#### Description of the task
All of the records should be restated word for word.

------------------------------------------------------------

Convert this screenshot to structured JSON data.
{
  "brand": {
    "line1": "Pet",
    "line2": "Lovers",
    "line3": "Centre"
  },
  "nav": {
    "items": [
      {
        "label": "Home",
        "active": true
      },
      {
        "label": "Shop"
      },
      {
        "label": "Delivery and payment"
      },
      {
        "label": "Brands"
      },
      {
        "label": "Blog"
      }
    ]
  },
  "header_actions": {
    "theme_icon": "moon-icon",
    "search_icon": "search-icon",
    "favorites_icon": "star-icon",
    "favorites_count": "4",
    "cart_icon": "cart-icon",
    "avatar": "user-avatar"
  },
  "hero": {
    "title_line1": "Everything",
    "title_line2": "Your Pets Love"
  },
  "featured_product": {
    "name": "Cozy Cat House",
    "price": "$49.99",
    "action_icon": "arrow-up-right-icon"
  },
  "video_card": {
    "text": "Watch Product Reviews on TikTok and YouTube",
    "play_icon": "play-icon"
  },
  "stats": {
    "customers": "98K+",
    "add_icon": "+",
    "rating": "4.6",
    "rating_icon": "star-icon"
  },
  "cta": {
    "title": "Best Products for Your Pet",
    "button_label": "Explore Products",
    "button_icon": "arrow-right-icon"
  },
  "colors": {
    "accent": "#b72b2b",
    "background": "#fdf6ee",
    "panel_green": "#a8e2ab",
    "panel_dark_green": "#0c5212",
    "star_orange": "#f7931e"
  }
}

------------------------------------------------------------

#### Problem solution
Convert this screenshot to structured JSON data.
{
  "brand": {
    "line1": "Pet",
    "line2": "Lovers",
    "line3": "Centre"
  },
  "nav": {
    "items": [
      {
        "label": "Home",
        "active": true
      },
      {
        "label": "Shop"
      },
      {
        "label": "Delivery and payment"
      },
      {
        "label": "Brands"
      },
      {
        "label": "Blog"
      }
    ]
  },
  "header_actions": {
    "theme_icon": "moon-icon",
    "search_icon": "search-icon",
    "favorites_icon": "star-icon",
    "favorites_count": "4",
    "cart_icon": "cart-icon",
    "avatar": "user-avatar"
  },
  "hero": {
    "title_line1": "Everything",
    "title_line2": "Your Pets Love"
  },
  "featured_product": {
    "name": "Cozy Cat House",
    "price": "$49.99",
    "action_icon": "arrow-up-right-icon"
  },
  "video_card": {
    "text": "Watch Product Reviews on TikTok and YouTube",
    "play_icon": "play-icon"
  },
  "stats": {
    "customers": "98K+",
    "add_icon": "+",
    "rating": "4.6",
    "rating_icon": "star-icon"
  },
  "cta": {
    "title": "Best Products for Your Pet",
    "button_label": "Explore Products",
    "button_icon": "arrow-right-icon"
  },
  "colors": {
    "accent": "#b72b2b",
    "background": "#fdf6ee",
    "panel_green": "#a8e2ab",
    "panel_dark_green": "#0c5212",
    "star_orange": "#f7931e"
  }
}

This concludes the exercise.